Here is how I rate the Blue Bird Baja Growler:
Optima clone factor: 65%
Rarity factor: 60%
Build quality: 70%
Chassis looks: 85%
Body looks: 80%
The Blue Bird Super Baja
Much like its sister, the Baja Growler, the “Super Baja” is a semi-clone of the Optima, taking design cues from a variety of cars. Unlike the Baja Growler, the Super Baja does not have the Ultima style one piece chassis, but uses a full side plate design, like the graphite full side plates offered by Trinity for the Optima. It does have a full bottom plate closing the chassis, making it practically just like the Baja Growler, only using three parts instead of just one. The steering hubs now looks even more like the Tamiya Hotshot, as they now are red instead of white, and the same goes for the Optima inspired steering blocks and rear hubs. The red theme also extends to the aluminum chassis parts, motor guard, shock towers and shocks, that are beautifully anodized in red. The shocks seems to be the same “Duraleaks” as on the Baja Growler, but of course now in red. Just like the Baja Growler, the Super Baja has the same Hotshot inspired bumper design/solution.
Also like the Baja Growler, the Super Baja uses the larger wheel/tire size of the Turbo Optima, but has a belt drive system as standard. The beautiful body of the Baja Growler has given way for a semi-clone of the Hirobo Invader body. The body is not of my taste, as I’m more into the elegant Kogawa-esque body styles.
Here is how I rate the Blue Bird Super Baja:
Optima clone factor: 65%
Rarity factor: 80%
Build quality: 70%
Chassis looks 85%
Body looks: 40%
So which of these clones shall I pick as a winner in the “Clone Wars”? To me it clearly is the Great Vigor Beagle Pro, as it (together with the Beagle) has the chassis that’s most like the original. It also has a body that could easily be mistaken for the Turbo Optima, so to me the Beagle Pro is the winner.
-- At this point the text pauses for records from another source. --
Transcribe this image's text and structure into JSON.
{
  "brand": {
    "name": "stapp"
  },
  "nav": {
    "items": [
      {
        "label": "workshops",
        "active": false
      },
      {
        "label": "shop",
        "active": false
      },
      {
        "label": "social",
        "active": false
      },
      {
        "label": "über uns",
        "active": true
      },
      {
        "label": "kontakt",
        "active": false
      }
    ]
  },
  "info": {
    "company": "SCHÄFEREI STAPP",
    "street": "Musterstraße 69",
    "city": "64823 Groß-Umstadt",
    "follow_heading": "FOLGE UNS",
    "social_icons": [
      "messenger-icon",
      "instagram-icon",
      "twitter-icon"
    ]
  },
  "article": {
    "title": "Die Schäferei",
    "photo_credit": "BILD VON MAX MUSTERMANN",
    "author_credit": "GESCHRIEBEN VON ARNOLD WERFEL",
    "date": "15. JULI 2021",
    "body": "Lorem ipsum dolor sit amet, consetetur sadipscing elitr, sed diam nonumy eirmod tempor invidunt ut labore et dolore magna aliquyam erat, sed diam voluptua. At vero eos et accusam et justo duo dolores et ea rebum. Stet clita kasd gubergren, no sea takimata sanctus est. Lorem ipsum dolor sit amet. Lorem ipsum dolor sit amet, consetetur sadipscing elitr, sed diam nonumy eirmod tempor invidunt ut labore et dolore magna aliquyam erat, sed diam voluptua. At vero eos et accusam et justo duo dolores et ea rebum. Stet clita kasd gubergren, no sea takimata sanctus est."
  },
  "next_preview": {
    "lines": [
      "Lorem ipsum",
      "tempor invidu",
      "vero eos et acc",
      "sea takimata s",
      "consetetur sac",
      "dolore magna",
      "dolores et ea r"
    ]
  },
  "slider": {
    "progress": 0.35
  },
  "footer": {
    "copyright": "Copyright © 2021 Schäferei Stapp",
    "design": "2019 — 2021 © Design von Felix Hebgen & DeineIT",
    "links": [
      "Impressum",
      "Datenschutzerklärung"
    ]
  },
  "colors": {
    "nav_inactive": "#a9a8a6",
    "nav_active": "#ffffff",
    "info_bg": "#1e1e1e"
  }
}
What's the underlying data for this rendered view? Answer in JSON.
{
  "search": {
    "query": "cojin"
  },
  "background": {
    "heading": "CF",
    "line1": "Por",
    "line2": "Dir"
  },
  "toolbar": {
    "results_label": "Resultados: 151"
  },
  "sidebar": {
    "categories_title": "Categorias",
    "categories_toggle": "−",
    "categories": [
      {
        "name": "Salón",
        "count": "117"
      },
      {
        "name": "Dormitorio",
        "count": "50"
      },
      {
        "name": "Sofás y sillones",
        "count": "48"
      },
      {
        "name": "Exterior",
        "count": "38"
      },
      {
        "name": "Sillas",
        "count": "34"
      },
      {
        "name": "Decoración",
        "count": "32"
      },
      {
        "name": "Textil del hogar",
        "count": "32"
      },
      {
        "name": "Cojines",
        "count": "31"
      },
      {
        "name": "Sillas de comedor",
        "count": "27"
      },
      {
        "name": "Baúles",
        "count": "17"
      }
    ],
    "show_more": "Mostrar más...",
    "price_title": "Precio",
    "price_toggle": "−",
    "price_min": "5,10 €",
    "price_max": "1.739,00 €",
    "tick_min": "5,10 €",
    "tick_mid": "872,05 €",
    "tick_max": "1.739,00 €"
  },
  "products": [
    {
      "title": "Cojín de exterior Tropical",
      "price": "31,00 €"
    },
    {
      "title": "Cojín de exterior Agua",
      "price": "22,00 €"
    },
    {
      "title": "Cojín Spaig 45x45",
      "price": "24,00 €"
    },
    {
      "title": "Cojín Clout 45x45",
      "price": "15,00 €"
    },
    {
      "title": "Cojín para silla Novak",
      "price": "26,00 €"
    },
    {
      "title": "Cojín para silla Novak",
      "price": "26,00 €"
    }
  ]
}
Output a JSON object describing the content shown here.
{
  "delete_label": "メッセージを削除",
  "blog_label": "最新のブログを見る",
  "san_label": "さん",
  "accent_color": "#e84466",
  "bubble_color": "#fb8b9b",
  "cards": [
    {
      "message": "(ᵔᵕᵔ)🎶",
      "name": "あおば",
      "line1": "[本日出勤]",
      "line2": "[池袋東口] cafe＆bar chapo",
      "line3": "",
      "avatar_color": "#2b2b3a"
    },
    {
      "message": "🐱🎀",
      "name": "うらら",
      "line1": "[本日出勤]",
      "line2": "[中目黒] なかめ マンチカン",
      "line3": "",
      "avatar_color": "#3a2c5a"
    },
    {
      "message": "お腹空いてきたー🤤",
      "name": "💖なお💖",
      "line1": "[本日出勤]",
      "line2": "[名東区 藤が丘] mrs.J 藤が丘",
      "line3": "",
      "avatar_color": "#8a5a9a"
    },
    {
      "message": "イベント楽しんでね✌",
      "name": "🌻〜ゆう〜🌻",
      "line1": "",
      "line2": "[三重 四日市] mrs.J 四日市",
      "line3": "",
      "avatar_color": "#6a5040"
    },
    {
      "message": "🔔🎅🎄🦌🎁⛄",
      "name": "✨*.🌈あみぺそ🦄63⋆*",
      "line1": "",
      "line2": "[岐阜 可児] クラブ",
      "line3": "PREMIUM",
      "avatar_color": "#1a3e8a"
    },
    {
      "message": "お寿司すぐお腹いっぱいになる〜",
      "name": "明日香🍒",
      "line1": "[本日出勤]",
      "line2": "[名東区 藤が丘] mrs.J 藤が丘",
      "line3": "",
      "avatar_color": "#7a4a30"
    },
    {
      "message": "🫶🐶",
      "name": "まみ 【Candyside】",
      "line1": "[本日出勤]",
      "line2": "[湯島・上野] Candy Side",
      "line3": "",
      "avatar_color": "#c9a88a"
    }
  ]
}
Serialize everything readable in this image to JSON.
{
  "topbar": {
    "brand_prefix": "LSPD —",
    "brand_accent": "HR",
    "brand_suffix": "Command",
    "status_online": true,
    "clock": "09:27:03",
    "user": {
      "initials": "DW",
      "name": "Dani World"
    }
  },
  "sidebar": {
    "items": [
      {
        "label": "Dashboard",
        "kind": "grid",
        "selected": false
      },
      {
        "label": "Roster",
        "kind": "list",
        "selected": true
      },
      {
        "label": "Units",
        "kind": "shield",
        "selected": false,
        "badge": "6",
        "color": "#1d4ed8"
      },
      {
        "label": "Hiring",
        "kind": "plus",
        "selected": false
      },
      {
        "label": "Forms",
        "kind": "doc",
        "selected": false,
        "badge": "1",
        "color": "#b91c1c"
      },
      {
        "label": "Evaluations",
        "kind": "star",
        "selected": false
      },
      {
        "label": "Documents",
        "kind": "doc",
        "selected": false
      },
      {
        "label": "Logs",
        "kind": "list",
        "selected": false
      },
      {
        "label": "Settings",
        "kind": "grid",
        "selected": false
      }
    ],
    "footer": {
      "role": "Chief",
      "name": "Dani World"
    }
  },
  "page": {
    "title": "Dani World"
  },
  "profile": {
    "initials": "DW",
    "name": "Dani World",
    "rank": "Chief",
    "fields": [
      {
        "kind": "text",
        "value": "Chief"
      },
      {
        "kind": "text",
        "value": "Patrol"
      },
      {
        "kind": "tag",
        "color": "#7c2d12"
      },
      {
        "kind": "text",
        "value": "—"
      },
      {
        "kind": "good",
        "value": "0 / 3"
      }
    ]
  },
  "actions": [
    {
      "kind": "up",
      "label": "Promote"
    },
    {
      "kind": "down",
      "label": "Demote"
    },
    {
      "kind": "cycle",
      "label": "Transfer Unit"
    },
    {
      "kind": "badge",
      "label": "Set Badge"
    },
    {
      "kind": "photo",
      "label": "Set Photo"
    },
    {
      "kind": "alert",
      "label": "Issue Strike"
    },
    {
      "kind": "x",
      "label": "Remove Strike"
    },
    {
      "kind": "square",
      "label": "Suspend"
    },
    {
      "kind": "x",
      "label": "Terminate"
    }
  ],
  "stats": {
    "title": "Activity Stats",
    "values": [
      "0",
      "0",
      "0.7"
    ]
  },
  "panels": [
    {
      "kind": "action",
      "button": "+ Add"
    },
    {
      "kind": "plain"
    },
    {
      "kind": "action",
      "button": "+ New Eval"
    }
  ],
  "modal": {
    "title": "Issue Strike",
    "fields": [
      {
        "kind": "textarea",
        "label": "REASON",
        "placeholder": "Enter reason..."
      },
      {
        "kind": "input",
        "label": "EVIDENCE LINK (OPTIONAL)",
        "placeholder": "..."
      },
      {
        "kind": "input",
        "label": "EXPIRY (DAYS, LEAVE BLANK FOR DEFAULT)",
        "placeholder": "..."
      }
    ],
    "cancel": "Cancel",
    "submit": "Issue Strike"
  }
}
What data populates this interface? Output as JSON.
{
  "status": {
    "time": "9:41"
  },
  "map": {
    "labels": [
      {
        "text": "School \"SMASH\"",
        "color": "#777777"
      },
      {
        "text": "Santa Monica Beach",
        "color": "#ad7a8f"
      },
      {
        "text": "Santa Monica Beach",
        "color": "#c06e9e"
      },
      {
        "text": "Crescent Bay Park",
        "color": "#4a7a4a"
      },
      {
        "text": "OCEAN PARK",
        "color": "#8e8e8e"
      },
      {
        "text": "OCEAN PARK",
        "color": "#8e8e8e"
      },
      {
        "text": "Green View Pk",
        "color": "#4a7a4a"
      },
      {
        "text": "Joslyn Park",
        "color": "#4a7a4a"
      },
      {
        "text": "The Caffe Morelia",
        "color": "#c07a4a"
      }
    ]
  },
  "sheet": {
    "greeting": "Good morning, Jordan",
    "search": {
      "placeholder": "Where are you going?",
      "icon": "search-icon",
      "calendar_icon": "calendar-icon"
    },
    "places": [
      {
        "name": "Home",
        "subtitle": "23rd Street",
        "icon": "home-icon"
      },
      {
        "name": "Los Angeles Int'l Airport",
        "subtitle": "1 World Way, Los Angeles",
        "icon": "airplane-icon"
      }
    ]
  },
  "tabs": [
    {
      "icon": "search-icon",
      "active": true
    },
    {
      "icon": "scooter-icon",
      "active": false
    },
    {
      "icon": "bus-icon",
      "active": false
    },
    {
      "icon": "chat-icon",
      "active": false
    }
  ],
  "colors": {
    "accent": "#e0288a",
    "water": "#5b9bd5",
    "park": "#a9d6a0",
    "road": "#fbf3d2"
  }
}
This has just been a brief look at some of the many clone models out there that exists for many of the popular RC cars. Remember that these are my subjective opinions, and yours matter just as much as mine. Feel free to discuss this in the comments section below, and please give your own “ratings” on one or more of the factors of these buggies if you like. It would be nice to hear what you think of them. If you know about any other Optima clones or semi-clones, please let me know. Maybe I’ll make an article later where I compare the parts of the various models with the original Optima parts. We’ll see when I find time to restore the clones that I have, the Beagle and the Super Baja.